Start of Block

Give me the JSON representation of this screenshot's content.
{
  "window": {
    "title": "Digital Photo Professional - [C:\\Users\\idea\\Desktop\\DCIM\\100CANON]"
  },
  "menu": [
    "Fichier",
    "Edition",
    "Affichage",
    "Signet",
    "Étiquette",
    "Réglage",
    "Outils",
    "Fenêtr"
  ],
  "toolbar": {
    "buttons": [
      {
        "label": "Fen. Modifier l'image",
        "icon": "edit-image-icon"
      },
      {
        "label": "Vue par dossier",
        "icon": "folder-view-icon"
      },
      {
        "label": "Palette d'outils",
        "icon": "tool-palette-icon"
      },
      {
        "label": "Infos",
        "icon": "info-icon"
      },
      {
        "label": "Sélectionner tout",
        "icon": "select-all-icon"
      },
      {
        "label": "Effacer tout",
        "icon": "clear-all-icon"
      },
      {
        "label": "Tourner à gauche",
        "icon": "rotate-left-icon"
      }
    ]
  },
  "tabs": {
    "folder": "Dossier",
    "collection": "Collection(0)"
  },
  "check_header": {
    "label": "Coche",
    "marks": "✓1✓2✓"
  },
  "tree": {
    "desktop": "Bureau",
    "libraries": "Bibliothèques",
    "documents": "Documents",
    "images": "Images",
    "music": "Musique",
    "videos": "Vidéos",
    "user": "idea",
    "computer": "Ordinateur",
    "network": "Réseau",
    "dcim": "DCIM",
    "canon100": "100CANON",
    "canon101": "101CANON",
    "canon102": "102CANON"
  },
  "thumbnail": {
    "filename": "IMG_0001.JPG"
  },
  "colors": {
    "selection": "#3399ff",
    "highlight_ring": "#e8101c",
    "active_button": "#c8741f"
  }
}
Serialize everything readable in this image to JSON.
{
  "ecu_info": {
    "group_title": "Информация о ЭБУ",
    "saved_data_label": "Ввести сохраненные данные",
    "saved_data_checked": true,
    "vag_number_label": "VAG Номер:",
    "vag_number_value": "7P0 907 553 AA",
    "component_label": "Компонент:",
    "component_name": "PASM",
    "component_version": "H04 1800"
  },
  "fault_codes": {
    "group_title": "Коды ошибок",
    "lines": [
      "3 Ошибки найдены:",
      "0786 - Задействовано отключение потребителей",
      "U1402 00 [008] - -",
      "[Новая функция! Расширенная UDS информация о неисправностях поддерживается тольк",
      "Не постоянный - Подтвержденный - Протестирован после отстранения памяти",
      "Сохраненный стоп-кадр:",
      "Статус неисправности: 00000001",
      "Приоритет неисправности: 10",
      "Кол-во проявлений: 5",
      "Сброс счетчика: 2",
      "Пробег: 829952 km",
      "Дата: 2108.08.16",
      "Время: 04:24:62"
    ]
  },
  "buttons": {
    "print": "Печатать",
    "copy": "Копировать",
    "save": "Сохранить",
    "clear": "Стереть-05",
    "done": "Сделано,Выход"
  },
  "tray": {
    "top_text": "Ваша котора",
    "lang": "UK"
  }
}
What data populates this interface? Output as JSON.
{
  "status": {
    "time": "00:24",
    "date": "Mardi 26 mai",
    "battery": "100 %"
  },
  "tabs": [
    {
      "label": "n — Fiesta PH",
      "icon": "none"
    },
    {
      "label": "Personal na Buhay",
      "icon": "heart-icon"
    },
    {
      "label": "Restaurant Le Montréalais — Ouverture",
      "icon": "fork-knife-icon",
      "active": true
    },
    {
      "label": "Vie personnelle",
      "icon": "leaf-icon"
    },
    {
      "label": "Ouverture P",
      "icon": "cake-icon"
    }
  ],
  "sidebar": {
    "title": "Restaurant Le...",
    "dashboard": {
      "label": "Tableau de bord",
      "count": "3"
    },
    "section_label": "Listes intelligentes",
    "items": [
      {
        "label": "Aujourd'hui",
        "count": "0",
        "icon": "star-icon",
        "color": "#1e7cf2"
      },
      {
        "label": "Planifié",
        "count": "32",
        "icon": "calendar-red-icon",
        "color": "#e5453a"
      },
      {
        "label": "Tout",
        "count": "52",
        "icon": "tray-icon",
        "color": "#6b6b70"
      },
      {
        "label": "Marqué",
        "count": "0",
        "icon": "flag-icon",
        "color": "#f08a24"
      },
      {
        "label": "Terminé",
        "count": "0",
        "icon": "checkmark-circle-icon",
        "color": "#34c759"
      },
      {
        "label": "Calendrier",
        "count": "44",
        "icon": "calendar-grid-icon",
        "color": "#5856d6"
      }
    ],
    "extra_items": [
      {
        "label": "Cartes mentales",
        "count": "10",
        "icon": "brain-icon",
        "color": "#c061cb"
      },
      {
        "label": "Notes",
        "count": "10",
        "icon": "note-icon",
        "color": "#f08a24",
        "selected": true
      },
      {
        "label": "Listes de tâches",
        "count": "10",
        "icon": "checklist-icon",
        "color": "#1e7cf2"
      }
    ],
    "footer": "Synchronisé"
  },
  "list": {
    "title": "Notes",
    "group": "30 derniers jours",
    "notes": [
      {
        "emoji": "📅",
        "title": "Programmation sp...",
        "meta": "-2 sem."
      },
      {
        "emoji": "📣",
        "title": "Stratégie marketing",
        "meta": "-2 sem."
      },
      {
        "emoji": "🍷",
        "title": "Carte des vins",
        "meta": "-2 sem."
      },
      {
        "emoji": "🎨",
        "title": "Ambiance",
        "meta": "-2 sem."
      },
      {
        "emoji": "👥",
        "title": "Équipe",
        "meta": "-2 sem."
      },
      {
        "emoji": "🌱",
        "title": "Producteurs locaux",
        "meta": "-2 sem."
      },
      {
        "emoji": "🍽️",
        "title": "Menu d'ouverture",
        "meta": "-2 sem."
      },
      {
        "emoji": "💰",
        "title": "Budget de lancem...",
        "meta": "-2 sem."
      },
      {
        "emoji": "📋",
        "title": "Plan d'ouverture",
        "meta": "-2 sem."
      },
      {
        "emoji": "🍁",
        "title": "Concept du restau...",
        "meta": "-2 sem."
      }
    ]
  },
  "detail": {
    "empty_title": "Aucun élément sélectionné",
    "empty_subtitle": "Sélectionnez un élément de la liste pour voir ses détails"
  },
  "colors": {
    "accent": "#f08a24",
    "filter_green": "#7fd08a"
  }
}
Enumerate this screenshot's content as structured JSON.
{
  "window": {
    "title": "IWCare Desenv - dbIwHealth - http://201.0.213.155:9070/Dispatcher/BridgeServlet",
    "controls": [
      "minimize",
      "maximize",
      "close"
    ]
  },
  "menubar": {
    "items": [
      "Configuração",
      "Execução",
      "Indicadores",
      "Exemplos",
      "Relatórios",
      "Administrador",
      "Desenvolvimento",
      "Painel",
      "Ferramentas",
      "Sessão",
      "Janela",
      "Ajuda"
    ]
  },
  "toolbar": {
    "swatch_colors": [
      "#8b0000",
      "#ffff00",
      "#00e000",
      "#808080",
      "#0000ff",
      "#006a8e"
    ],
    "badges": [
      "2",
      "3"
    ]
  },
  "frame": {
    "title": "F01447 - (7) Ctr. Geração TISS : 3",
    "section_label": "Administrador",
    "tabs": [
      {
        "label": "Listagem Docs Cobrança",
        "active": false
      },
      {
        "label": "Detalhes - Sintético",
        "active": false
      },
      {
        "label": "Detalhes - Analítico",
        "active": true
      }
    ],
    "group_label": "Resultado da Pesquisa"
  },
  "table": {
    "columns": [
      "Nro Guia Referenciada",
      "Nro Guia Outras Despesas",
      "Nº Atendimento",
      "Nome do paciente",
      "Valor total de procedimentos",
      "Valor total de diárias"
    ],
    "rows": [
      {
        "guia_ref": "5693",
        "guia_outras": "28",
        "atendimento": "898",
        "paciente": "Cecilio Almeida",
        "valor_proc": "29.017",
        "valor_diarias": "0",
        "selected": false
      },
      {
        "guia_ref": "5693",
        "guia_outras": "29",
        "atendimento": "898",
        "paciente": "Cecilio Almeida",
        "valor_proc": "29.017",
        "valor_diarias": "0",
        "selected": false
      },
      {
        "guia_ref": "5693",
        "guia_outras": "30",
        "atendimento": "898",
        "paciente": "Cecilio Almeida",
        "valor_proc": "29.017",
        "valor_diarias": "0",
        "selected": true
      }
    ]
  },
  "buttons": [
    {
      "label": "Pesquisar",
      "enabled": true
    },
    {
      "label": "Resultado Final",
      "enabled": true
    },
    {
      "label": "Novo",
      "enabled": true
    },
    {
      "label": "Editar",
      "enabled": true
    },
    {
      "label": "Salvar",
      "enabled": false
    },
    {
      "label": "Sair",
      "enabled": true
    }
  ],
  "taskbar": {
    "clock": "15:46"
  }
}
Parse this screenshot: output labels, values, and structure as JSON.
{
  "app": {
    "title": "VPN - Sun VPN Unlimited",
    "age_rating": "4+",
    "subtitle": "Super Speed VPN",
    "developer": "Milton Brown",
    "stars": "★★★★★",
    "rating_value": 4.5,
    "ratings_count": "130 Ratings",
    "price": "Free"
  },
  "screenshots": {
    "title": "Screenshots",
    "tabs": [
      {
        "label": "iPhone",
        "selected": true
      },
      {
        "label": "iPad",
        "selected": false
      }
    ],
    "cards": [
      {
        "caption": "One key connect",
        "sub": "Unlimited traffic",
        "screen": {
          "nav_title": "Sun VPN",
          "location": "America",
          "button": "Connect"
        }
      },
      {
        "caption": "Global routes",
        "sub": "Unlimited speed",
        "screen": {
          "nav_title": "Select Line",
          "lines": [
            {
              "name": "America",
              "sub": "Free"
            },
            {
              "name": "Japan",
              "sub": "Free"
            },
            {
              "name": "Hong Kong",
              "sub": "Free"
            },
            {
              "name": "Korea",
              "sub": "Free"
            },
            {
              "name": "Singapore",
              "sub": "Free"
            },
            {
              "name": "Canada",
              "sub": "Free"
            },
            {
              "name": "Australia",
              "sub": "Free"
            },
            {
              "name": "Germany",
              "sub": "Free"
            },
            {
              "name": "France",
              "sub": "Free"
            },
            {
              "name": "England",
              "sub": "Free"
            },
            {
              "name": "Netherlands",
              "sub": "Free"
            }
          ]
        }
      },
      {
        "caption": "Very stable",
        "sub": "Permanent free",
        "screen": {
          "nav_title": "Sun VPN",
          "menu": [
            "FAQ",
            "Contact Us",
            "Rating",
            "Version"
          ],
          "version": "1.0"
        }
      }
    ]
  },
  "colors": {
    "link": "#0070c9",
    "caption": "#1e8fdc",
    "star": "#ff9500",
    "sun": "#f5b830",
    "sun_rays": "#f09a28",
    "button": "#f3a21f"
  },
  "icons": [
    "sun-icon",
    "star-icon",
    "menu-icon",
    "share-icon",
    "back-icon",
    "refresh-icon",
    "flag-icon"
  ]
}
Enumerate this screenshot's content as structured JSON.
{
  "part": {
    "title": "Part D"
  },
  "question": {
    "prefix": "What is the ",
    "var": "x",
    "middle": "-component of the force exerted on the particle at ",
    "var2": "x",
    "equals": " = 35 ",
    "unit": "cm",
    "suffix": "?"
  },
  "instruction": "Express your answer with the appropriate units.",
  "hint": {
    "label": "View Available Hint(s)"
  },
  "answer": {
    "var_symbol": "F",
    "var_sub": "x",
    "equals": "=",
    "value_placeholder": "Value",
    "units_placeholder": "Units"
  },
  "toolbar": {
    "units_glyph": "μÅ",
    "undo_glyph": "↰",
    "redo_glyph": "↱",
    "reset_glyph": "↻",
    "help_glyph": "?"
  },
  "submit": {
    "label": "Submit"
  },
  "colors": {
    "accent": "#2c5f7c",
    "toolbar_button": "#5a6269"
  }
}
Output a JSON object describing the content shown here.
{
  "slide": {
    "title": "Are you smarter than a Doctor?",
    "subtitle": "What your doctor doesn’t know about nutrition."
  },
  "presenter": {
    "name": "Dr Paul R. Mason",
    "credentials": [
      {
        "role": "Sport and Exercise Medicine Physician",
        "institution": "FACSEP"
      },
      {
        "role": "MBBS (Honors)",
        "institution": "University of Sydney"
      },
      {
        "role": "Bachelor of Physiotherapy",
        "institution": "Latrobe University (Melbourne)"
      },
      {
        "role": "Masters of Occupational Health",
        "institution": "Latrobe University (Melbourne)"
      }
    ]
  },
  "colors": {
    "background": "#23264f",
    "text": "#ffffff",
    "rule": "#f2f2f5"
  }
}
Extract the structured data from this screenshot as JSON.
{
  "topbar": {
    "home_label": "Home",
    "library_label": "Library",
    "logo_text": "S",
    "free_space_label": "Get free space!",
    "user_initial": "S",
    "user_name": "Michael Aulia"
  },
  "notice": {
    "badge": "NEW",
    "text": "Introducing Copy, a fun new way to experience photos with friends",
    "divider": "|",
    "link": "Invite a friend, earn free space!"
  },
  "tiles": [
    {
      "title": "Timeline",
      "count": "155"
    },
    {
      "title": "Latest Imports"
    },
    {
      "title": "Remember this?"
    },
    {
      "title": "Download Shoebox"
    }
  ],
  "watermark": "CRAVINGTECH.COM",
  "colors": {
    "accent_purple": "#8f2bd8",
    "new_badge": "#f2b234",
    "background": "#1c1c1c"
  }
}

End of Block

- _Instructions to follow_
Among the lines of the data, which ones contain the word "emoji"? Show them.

- _Answer to this problem_
        "emoji": "📅",
        "emoji": "📣",
        "emoji": "🍷",
        "emoji": "🎨",
        "emoji": "👥",
        "emoji": "🌱",
        "emoji": "🍽️",
        "emoji": "💰",
        "emoji": "📋",
        "emoji": "🍁",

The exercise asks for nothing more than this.